------ DATA ------

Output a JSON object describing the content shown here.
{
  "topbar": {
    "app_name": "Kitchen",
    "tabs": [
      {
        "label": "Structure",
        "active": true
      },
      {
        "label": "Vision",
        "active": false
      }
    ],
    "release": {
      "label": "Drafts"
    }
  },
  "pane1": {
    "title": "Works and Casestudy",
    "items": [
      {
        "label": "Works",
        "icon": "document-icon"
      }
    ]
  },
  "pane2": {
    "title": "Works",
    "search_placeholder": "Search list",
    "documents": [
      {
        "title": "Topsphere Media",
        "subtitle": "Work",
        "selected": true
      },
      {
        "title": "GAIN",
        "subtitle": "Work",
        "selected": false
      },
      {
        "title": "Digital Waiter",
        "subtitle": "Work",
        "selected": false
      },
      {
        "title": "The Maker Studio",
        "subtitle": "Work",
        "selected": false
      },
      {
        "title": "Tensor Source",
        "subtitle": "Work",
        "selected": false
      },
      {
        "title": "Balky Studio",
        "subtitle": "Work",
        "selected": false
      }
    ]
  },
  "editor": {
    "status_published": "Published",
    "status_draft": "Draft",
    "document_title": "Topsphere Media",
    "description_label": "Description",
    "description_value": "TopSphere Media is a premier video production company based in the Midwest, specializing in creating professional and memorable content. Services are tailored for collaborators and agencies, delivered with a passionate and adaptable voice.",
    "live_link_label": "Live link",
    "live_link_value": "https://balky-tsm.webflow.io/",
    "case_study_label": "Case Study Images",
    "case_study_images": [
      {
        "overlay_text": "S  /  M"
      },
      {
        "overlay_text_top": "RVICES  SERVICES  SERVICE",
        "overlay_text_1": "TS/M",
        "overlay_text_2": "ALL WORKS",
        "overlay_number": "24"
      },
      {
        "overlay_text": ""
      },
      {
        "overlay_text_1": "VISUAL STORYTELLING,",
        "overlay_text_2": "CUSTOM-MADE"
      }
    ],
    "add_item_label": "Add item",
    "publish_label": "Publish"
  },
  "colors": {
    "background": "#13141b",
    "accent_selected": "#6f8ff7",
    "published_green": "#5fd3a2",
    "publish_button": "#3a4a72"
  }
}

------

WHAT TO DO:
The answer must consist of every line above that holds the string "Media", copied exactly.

OUTPUT:
        "title": "Topsphere Media",
    "document_title": "Topsphere Media",
    "description_value": "TopSphere Media is a premier video production company based in the Midwest, specializing in creating professional and memorable content. Services are tailored for collaborators and agencies, delivered with a passionate and adaptable voice.",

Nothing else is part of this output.